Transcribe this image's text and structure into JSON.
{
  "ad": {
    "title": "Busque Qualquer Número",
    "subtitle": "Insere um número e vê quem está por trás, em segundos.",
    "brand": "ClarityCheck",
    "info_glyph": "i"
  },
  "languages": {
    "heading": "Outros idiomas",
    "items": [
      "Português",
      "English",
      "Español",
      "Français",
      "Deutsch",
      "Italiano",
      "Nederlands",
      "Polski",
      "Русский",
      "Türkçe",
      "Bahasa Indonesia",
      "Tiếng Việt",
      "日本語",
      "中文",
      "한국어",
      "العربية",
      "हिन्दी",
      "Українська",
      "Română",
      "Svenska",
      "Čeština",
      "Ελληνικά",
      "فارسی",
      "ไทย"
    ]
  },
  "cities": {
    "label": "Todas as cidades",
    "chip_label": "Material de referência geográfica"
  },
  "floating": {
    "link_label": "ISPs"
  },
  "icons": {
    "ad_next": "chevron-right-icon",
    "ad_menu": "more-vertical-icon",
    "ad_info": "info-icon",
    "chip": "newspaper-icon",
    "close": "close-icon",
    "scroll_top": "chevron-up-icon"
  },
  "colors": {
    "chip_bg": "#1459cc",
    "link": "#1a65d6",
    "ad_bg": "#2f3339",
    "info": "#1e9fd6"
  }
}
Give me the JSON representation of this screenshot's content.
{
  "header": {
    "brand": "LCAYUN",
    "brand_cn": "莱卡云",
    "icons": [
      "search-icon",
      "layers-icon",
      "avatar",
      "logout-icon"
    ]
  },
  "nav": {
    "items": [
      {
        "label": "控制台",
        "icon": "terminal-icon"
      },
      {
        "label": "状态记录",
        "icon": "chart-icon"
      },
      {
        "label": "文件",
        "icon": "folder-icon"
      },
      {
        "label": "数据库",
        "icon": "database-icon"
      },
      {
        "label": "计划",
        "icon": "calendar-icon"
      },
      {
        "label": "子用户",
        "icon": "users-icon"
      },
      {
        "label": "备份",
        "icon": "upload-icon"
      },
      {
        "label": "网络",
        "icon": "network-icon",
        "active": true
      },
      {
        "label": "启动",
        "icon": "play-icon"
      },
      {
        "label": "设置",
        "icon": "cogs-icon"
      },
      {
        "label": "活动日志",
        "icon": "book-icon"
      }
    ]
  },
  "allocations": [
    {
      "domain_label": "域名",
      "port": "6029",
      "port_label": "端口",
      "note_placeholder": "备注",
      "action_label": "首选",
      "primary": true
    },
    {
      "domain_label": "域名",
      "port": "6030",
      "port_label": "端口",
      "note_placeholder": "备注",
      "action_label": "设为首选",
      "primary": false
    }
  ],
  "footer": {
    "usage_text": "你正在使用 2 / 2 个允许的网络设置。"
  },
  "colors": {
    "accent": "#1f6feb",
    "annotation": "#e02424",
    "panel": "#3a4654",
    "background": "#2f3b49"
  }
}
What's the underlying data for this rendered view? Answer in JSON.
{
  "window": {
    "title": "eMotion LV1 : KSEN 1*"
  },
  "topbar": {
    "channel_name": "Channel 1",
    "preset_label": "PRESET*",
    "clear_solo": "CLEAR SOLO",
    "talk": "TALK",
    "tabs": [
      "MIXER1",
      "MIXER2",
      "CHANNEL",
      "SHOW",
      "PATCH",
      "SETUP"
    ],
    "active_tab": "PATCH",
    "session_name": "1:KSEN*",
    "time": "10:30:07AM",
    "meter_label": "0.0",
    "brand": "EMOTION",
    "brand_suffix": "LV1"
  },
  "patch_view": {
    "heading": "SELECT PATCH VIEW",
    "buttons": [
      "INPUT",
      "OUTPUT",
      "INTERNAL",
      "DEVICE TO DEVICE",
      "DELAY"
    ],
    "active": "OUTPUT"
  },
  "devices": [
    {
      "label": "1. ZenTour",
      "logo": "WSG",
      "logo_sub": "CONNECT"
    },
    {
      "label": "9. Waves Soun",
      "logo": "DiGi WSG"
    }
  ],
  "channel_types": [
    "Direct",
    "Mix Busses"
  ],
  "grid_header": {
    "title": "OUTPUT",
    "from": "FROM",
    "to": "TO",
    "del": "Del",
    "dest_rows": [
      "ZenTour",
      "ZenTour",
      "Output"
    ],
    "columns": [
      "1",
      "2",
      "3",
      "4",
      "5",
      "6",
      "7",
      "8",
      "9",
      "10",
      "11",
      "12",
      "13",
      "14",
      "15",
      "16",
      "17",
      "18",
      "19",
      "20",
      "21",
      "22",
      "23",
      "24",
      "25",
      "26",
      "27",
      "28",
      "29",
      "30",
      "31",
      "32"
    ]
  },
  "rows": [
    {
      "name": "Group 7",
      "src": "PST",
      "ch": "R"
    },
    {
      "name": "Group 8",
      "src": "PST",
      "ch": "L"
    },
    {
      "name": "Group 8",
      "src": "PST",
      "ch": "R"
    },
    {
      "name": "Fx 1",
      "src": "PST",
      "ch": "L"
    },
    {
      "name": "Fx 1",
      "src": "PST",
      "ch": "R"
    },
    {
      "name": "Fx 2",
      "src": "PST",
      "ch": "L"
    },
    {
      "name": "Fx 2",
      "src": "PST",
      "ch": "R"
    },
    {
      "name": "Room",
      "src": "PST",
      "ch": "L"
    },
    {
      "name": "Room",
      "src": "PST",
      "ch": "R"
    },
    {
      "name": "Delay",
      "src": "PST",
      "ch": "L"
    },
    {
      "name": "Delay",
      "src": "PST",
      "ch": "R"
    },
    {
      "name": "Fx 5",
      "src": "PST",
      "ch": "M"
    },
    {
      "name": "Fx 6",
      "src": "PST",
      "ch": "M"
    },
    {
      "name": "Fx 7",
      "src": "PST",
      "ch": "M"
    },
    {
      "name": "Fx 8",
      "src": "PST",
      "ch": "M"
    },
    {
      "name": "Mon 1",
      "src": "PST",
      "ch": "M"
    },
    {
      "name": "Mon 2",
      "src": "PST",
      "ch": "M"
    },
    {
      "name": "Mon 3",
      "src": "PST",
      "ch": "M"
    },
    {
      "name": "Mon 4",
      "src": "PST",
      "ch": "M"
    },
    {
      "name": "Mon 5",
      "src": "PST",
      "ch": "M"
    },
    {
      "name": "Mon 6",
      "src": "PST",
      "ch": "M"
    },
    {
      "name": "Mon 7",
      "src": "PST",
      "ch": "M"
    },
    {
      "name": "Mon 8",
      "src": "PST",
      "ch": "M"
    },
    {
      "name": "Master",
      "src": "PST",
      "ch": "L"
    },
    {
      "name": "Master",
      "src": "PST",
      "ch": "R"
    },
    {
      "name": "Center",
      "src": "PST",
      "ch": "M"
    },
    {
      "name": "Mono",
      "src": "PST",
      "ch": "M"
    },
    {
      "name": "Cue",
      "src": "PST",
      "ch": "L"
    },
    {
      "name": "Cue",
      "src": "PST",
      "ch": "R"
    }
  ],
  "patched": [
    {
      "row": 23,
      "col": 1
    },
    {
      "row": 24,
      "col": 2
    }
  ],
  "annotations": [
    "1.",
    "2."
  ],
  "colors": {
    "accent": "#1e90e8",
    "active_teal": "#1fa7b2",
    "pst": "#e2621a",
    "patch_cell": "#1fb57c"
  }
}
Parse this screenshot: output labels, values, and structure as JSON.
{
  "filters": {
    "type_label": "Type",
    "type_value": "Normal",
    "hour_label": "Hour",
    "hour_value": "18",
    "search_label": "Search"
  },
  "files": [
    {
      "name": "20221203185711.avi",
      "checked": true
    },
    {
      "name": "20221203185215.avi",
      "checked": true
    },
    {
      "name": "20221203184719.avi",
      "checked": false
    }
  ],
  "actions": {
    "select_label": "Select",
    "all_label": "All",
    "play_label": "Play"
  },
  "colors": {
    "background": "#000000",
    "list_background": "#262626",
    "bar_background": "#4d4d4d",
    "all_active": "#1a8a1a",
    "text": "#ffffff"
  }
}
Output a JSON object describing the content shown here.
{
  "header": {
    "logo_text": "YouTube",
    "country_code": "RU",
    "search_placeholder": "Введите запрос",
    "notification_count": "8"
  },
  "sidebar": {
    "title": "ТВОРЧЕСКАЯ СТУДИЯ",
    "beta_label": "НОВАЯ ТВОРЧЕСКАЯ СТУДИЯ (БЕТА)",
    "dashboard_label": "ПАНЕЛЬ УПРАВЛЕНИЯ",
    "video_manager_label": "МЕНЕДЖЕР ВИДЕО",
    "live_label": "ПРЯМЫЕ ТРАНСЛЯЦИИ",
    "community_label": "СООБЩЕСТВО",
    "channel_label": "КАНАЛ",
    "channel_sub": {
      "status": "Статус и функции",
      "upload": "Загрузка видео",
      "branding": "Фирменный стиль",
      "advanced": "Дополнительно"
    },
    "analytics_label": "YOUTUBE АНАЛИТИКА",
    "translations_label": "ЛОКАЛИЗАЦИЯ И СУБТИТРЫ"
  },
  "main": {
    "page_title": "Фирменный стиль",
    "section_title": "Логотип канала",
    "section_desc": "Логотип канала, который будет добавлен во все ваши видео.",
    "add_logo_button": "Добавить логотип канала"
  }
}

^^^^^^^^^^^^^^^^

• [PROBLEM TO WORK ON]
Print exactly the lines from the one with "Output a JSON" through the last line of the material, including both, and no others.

• [ANSWER SECTION]
Output a JSON object describing the content shown here.
{
  "header": {
    "logo_text": "YouTube",
    "country_code": "RU",
    "search_placeholder": "Введите запрос",
    "notification_count": "8"
  },
  "sidebar": {
    "title": "ТВОРЧЕСКАЯ СТУДИЯ",
    "beta_label": "НОВАЯ ТВОРЧЕСКАЯ СТУДИЯ (БЕТА)",
    "dashboard_label": "ПАНЕЛЬ УПРАВЛЕНИЯ",
    "video_manager_label": "МЕНЕДЖЕР ВИДЕО",
    "live_label": "ПРЯМЫЕ ТРАНСЛЯЦИИ",
    "community_label": "СООБЩЕСТВО",
    "channel_label": "КАНАЛ",
    "channel_sub": {
      "status": "Статус и функции",
      "upload": "Загрузка видео",
      "branding": "Фирменный стиль",
      "advanced": "Дополнительно"
    },
    "analytics_label": "YOUTUBE АНАЛИТИКА",
    "translations_label": "ЛОКАЛИЗАЦИЯ И СУБТИТРЫ"
  },
  "main": {
    "page_title": "Фирменный стиль",
    "section_title": "Логотип канала",
    "section_desc": "Логотип канала, который будет добавлен во все ваши видео.",
    "add_logo_button": "Добавить логотип канала"
  }
}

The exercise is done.